run ?priority ?thread ?name f runs
f () in another thread and returns the result
as a Deferred in the Async world. If
f () raises an exception (asynchronously,
since it is another thread) then that exception will be raised to the monitor that
Async code should not be used from within
thread is not supplied, then any thread from the thread pool could be used. If
you need to run routines in a specific thread (as is required by some libraries like
Sqlite), you should create a helper thread and supply it to
priority is supplied, the priority of the thread in the linux scheduler will be
priority for the duration of
f (), provided the thread is allowed to do so,
see `man setpriority`.
If you call
run several times with the same helper thread, the
f () calls will run
in sequence, in the order in which they are supplied to
f () will
complete (return or raise) before another
f () starts.
For example, if you do:
let () = run ~thread f1; run ~thread f2; run ~thread f3;
Then the thread will run
f1 () to completion, then
f2 () to completion, then
f3 () to completion.
name is supplied, the name of the thread will be set to it for the duration of
the execution of
when_finished describes how the helper thread behaves once
f () has completed:
`Take_the_lockit takes the Async lock and runs a cycle immediately
`Notify_the_schedulerit just notifies the scheduler that the result is ready
`Bestit tries to take the lock and run a cycle, but will fallback to
`Notify_the_schedulermethod if the Async lock is already held by someone else.

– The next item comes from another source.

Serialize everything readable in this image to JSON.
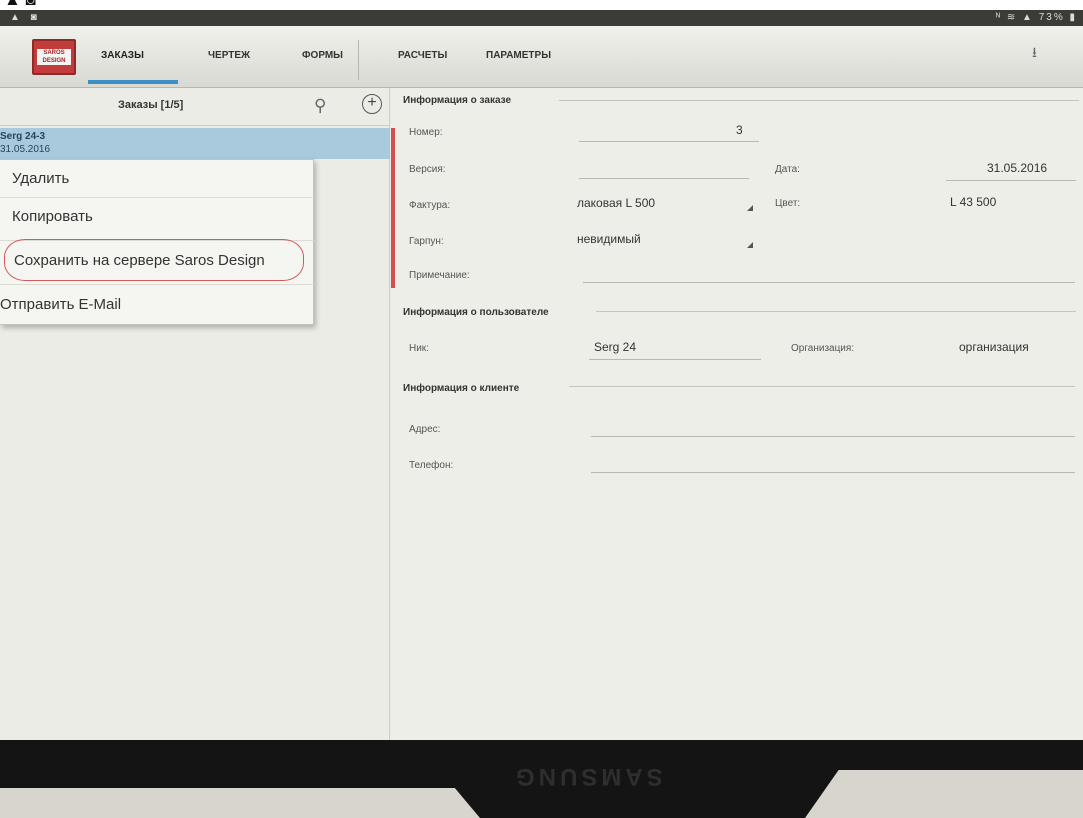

The default is
`Best, and one shouldn't need to change it -- it is useful only for unit testing.
syscall f runs f, which should be a single system call, and returns the result,
handling the restarting of interrupted system calls. To avoid race conditions, the
f supplied to
syscall should just make a system call. That way, everything else
is done holding the Async lock.